Writing a scary book for children is tricky: how frightening is too frightening? That’s the question posed with Shaman Votrubec’s genuinely scary picture book titled Boo.
Boo takes place entirely in a young boy’s bedroom. As he settles into bed, the mood is set quickly: “Pull the blanket up high to cover your eyes,/ Your heart pounds inside as the last daylight dies.”
The boy’s fears escalate as he imagines fingers emerging from under his bed (shadows from the trees?) and an owl that seems to have become a witch outside. Windows fly open—from wind or something else?—and the boy imagines his toys coming to get him.
The illustrations do an excellent job of conveying the frights without going overboard; an image of toys walking around is creepy, but not disturbing, and the same is true of the image of the witch.
There are minor issues with the text, such as inconsistent verb tense (“But you peek out from your covers when the whole floor shook [sic]”) or spelling (“breath” instead of “breathe”).

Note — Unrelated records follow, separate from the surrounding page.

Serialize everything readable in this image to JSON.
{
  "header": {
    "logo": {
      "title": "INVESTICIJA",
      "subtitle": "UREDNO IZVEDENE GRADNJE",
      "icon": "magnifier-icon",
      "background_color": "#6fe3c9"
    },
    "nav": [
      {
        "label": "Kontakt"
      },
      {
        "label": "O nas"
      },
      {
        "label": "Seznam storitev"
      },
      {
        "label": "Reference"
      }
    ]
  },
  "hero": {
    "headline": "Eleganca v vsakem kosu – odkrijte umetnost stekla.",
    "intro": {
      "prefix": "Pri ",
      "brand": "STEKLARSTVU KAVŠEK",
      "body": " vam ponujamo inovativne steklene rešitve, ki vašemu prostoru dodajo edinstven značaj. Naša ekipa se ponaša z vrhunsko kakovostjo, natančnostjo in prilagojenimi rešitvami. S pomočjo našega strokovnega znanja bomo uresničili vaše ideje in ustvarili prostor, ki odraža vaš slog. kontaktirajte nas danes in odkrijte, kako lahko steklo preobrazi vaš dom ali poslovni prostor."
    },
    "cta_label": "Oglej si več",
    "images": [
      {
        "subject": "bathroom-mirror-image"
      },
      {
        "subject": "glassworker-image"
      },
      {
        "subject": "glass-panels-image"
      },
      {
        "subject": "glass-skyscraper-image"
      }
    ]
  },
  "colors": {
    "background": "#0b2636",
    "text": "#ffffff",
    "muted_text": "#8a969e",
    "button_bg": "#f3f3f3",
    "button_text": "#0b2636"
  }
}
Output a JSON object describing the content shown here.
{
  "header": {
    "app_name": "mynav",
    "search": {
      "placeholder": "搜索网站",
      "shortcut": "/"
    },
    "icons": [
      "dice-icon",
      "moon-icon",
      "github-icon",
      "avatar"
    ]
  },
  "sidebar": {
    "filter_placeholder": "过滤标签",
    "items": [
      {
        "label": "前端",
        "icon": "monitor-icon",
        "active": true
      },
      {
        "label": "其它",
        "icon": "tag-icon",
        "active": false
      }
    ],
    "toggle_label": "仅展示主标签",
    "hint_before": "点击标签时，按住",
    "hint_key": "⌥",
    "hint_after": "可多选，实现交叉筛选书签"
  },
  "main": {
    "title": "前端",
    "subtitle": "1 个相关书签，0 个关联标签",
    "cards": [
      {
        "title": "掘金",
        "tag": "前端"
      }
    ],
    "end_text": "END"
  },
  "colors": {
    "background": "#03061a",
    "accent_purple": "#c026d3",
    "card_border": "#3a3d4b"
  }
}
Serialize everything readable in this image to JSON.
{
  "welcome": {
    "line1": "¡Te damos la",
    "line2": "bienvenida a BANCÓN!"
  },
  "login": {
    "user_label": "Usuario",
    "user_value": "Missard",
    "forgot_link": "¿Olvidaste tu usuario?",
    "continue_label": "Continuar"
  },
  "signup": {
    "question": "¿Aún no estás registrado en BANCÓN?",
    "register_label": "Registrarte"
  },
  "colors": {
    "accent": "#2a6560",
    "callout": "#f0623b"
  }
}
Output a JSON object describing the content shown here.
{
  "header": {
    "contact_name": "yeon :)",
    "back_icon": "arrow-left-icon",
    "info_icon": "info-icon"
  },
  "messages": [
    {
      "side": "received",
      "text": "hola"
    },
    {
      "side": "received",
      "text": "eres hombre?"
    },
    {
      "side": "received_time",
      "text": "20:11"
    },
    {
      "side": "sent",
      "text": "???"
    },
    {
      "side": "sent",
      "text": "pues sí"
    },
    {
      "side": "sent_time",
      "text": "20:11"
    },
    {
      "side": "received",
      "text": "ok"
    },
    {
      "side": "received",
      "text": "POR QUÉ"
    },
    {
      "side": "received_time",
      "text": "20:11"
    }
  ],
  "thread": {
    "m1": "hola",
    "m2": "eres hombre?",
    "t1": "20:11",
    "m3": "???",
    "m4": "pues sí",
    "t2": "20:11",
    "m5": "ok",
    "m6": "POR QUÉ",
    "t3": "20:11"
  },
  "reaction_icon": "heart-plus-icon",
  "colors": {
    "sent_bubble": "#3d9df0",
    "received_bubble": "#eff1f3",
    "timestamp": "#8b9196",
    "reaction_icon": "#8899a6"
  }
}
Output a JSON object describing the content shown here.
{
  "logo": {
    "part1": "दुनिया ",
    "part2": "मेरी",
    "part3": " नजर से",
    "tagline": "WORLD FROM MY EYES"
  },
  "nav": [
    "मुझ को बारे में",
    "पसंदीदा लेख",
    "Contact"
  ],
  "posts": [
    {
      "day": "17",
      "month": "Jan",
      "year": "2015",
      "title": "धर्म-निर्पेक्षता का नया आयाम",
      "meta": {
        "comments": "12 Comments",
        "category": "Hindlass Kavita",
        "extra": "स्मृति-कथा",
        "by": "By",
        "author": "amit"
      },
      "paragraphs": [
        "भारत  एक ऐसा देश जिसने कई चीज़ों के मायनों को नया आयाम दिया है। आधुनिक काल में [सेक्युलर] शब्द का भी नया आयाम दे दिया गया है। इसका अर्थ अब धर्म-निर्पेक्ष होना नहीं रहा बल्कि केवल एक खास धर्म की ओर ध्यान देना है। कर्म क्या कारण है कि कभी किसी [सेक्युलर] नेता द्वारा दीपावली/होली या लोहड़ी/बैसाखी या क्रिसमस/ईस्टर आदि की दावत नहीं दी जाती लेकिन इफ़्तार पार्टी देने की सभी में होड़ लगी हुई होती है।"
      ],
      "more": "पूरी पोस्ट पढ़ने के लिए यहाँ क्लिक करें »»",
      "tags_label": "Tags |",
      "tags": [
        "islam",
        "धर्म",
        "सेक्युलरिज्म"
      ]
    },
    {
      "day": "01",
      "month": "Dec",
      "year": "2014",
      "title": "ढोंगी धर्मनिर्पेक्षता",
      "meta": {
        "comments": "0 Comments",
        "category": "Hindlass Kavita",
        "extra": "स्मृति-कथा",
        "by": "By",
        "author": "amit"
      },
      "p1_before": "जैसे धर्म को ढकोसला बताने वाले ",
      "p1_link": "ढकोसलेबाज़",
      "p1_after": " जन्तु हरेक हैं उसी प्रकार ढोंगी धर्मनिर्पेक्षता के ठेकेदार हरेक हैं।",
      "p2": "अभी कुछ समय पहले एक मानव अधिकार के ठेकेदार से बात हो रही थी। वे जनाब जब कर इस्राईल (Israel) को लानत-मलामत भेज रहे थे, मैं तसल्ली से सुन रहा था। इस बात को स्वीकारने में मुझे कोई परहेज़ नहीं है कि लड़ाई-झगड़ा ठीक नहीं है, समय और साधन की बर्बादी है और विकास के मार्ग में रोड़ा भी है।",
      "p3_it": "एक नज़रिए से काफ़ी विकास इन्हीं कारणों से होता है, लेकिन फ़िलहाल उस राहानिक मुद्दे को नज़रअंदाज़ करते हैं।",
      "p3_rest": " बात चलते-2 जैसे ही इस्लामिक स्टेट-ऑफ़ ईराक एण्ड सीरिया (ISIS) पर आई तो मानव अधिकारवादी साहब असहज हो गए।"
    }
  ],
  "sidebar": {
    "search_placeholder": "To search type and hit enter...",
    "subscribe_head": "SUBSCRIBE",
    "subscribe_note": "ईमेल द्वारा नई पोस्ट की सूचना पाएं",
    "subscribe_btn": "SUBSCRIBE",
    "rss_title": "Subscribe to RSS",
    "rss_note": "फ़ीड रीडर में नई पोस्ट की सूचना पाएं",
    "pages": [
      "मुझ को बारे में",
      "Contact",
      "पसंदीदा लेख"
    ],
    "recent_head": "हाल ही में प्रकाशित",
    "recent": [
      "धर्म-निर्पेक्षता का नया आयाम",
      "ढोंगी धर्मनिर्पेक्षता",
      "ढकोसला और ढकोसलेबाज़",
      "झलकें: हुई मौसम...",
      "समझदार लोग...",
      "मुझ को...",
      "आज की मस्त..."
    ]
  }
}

The book’s main problem for parents of younger children, however, is that when the boy has finally had enough and screams, his mother comes and says, “Nothing will scare you while I am here, I’ll sleep with you tonight.” There are no comforting words such as “it was just your imagination,” and, thus, the book subtly suggests that having a parent around is necessary to be safe.
A scary picture book that kids can relate to is a rare commodity. With Boo, Votrubec has succeeded in creating a story that will frighten children with scenarios most have encountered in their own rooms. Parents should judge their own child’s tolerance for such things before giving them the book.
Still, many youngsters will smile after the back cover is closed, giddy with adrenaline and relieved that it was just a story.
Also available in hardcover.